The foundations of your home are the last place you want affected by water. In flood conditions, weak foundations will give out and the entire building is likely to collapse. Water pooling in the foundations is another problem, which can lead to subsidence or movement, causing cracks to form in the walls of your home. If your home isn’t elevated, flood water will get into the building and damage everything that it touches. Your furnishings, electrics, walls and floors will suffer the most damage. Once the waters have receded, you will have a major cleanup operation on your hands with toxic silt and mud. Also, during a flood the sewer systems are likely to back up; so along with all the other dirt and debris, your home could be swimming in raw sewage. If you are unable to take care of drying out your home within 3 days, you will likely have mold to contend with, too. To help you keep ahead of the game, the Bureau of Meteorology weather updates can advise you of flood and storm warnings for your area.
Any time that water is allowed to batter your home or, worse still, water ingress occurs, you are going to have problems with erosion.
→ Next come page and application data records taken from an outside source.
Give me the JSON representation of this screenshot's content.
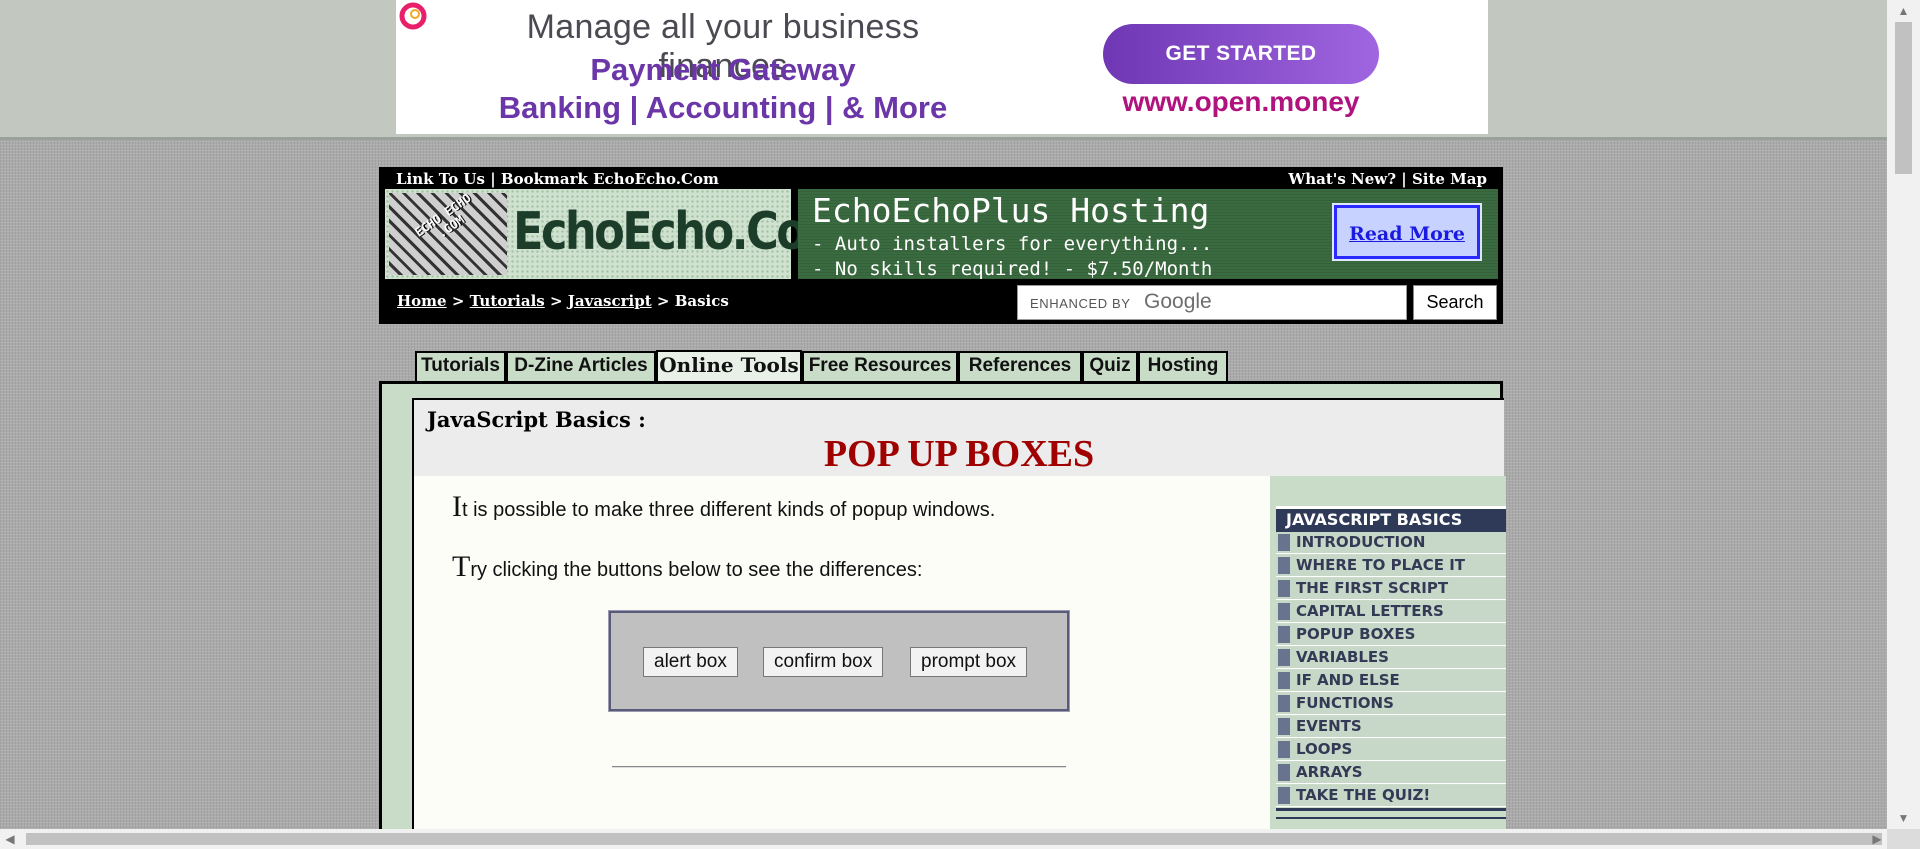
{
  "ad": {
    "line1": "Manage all your business finances",
    "line2": "Payment Gateway",
    "line3": "Banking | Accounting | & More",
    "cta": "GET STARTED",
    "url": "www.open.money"
  },
  "header": {
    "link_to_us": "Link To Us",
    "separator": "|",
    "bookmark": "Bookmark EchoEcho.Com",
    "whats_new": "What's New?",
    "site_map": "Site Map",
    "logo_name": "EchoEcho.Com",
    "logo_mark_text": "ECHO ECHO .COM"
  },
  "hosting_banner": {
    "title": "EchoEchoPlus Hosting",
    "line1": "- Auto installers for everything...",
    "line2": "- No skills required! - $7.50/Month",
    "read_more": "Read More"
  },
  "breadcrumb": {
    "home": "Home",
    "tutorials": "Tutorials",
    "javascript": "Javascript",
    "current": "Basics",
    "sep": ">"
  },
  "search": {
    "enhanced_by": "ENHANCED BY",
    "google": "Google",
    "button": "Search"
  },
  "tabs": [
    {
      "label": "Tutorials"
    },
    {
      "label": "D-Zine Articles"
    },
    {
      "label": "Online Tools",
      "active": true
    },
    {
      "label": "Free Resources"
    },
    {
      "label": "References"
    },
    {
      "label": "Quiz"
    },
    {
      "label": "Hosting"
    }
  ],
  "page": {
    "subtitle": "JavaScript Basics :",
    "title": "POP UP BOXES",
    "para1_cap": "I",
    "para1_rest": "t is possible to make three different kinds of popup windows.",
    "para2_cap": "T",
    "para2_rest": "ry clicking the buttons below to see the differences:",
    "buttons": {
      "alert": "alert box",
      "confirm": "confirm box",
      "prompt": "prompt box"
    }
  },
  "sidebar": {
    "heading": "JAVASCRIPT BASICS",
    "items": [
      {
        "label": "INTRODUCTION"
      },
      {
        "label": "WHERE TO PLACE IT"
      },
      {
        "label": "THE FIRST SCRIPT"
      },
      {
        "label": "CAPITAL LETTERS"
      },
      {
        "label": "POPUP BOXES"
      },
      {
        "label": "VARIABLES"
      },
      {
        "label": "IF AND ELSE"
      },
      {
        "label": "FUNCTIONS"
      },
      {
        "label": "EVENTS"
      },
      {
        "label": "LOOPS"
      },
      {
        "label": "ARRAYS"
      },
      {
        "label": "TAKE THE QUIZ!"
      }
    ]
  },
  "colors": {
    "title_red": "#a00000",
    "ad_purple": "#6b36a8",
    "sidebar_heading": "#2f3a58",
    "frame_green": "#c8dcc8"
  }
}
This issue affects every part of your land, including all structures. Badly designed structures, which allow water to pool; damaged or inadequate downspouts, causing water to overflow; unsuitable drainage systems, which prevent water from escaping, are some of the most common causes of erosion. To prevent erosion becoming a major issue, it is essential that a professional building inspector checks the property for potential problems. Erosion is a stealthy assassin, so you won’t necessarily know there’s a problem until the damage has been done.
Internal Water Damage
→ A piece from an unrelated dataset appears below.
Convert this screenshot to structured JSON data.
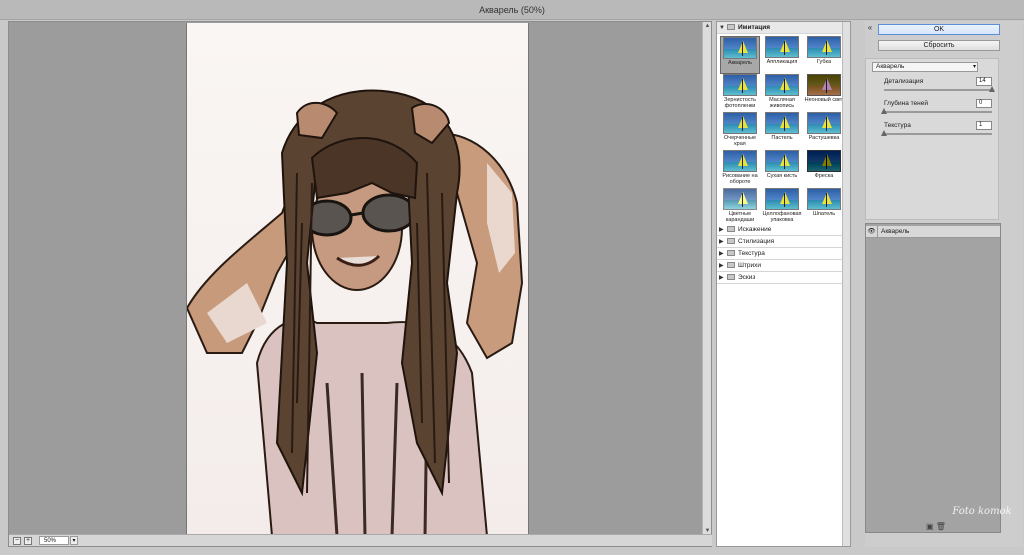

As already mentioned, flooding can cause extensive damage and contamination in the affected areas of your home. However, nowhere is safe from condensation, burst pipes, or unseen leaks. This is especially true if the source of the leaking water is from the top of the building. Your insulation, dry wall, timber framing, electrical conduits, floors and ceiling will all suffer. Ceilings may collapse, and wooden floors and other timber structures will warp out of shape. The cost of repairing water damaged structures can be astronomical, so it’s important that you have your home checked, i.e. annually, and especially after violent storms.
External Water Damage
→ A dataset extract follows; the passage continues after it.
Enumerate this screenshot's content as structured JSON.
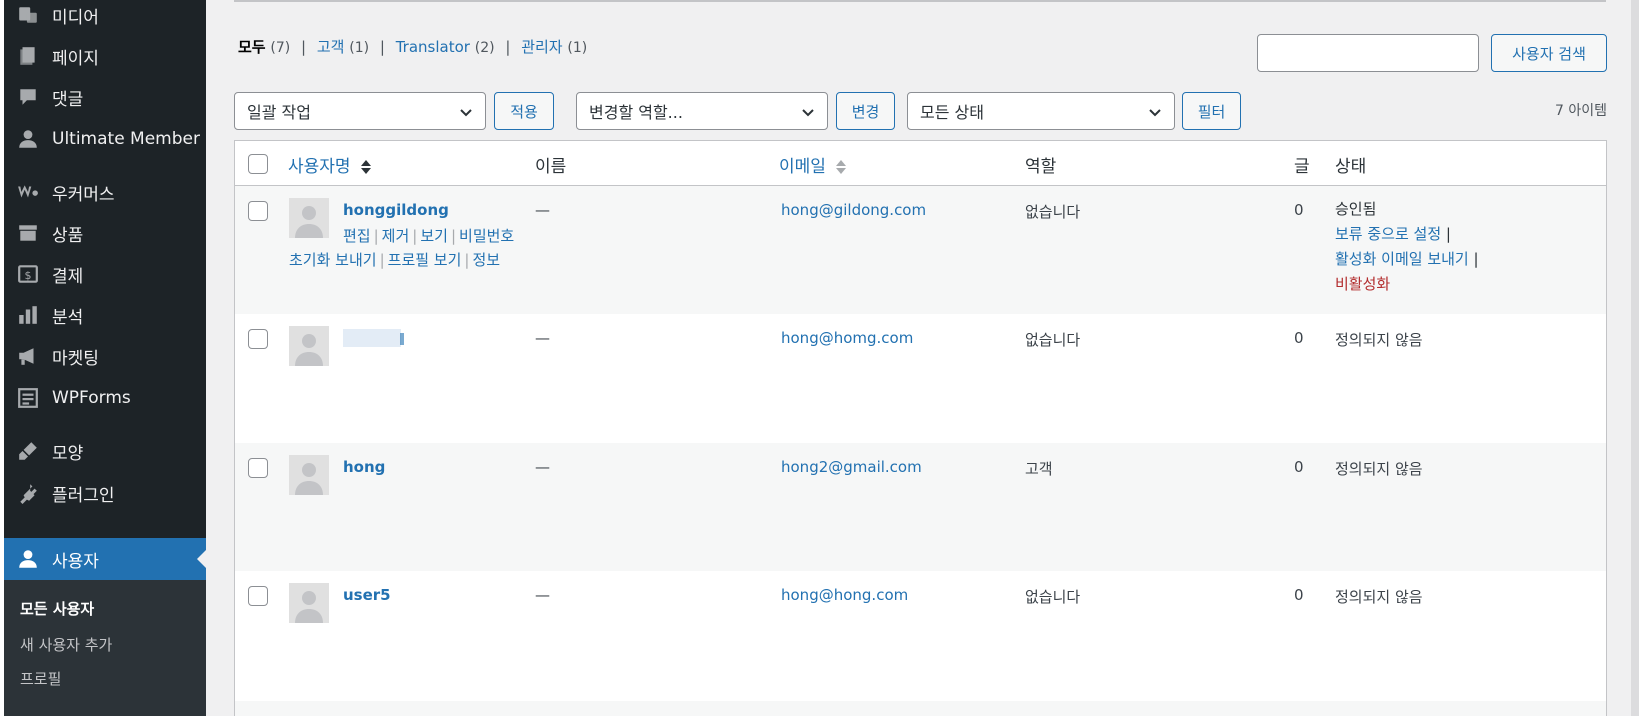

Home owners often forget about external areas when it comes to potential water damage. If your land does not have sufficient drainage, you may face problems with plants, crops or landscaping being destroyed, sinkholes developing, as well as the constant presence of water affecting the outside structures of your home. If you live near a river or the coast, your home could be on borrowed time, too. When you consider that it was water that carved out the Grand Canyon, it’s worth thinking twice before building near expansive bodies of water. You do want your home to last, after all. Yes, water is a powerful and important resource – just make sure, that when it comes to your home, water is only ever a force for good.